Segment Start: INFORMATION

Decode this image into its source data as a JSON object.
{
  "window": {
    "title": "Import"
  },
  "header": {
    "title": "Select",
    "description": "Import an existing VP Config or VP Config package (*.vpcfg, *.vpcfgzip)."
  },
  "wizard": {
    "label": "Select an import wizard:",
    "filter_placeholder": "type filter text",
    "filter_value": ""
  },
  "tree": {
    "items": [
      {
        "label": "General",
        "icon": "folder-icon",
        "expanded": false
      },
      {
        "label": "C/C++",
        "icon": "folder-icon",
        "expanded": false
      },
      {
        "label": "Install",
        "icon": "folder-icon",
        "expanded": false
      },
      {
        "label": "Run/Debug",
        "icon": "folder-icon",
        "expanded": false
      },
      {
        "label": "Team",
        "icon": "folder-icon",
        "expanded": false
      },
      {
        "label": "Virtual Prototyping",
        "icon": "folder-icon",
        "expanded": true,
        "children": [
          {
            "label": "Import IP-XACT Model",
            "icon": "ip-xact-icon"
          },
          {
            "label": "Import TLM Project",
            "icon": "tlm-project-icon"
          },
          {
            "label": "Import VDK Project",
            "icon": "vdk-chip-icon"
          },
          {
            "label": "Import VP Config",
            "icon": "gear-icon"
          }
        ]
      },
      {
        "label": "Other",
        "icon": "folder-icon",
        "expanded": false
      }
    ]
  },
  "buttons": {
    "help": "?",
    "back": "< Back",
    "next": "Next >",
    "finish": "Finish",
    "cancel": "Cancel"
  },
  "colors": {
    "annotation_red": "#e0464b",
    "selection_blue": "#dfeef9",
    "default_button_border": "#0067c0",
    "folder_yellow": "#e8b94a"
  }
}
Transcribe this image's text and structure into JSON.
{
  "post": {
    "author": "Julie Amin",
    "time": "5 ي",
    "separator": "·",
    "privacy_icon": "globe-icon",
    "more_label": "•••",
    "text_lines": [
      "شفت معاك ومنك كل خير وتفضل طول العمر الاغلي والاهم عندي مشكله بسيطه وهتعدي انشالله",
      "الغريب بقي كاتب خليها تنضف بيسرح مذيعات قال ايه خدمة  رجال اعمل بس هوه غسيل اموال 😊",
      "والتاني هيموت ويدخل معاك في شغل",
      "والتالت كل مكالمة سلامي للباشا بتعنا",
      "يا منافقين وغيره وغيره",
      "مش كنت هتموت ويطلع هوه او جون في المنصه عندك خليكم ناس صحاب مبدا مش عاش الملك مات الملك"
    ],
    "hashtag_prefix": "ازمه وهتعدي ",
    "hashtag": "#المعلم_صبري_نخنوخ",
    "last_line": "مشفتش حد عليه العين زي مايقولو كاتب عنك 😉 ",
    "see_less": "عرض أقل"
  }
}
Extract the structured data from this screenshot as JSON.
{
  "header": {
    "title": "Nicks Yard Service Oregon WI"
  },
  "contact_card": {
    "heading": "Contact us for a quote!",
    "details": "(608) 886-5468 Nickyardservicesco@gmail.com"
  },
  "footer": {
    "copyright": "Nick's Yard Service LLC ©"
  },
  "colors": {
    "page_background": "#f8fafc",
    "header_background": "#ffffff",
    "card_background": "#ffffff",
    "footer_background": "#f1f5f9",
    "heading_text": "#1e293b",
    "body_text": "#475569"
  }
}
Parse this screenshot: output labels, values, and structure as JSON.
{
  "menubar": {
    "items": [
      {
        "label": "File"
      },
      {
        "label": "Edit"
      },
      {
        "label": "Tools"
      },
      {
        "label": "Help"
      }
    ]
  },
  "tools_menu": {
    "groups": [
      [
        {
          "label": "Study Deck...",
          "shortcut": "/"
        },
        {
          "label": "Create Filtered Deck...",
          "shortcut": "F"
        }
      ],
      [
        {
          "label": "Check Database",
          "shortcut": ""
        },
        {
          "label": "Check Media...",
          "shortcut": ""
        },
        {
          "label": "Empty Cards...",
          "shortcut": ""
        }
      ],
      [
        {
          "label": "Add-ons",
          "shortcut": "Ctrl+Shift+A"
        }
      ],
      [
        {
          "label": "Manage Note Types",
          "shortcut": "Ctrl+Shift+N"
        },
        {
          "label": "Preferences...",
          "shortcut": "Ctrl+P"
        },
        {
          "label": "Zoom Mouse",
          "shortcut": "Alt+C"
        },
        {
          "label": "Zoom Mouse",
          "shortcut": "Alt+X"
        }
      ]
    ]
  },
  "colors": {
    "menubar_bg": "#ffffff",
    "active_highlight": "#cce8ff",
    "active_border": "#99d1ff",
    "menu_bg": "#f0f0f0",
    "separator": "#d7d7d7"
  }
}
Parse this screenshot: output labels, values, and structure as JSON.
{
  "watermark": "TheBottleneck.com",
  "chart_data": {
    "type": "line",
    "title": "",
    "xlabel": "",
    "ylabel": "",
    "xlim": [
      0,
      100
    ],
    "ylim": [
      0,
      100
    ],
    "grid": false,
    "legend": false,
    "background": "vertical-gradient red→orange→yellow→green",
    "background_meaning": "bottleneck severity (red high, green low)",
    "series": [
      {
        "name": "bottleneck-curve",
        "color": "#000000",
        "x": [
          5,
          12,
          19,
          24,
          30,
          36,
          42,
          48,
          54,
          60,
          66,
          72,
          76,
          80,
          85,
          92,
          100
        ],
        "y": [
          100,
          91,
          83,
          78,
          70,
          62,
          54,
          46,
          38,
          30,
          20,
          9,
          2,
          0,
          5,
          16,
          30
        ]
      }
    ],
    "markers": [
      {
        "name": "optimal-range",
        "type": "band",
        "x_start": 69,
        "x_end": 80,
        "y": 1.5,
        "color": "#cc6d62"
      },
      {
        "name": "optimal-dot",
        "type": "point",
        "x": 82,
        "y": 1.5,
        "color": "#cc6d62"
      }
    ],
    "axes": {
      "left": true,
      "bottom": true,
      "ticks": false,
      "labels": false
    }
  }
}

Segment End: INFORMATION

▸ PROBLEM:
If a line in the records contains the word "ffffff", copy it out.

▸ RESULT BELOW:
    "header_background": "#ffffff",
    "card_background": "#ffffff",
    "menubar_bg": "#ffffff",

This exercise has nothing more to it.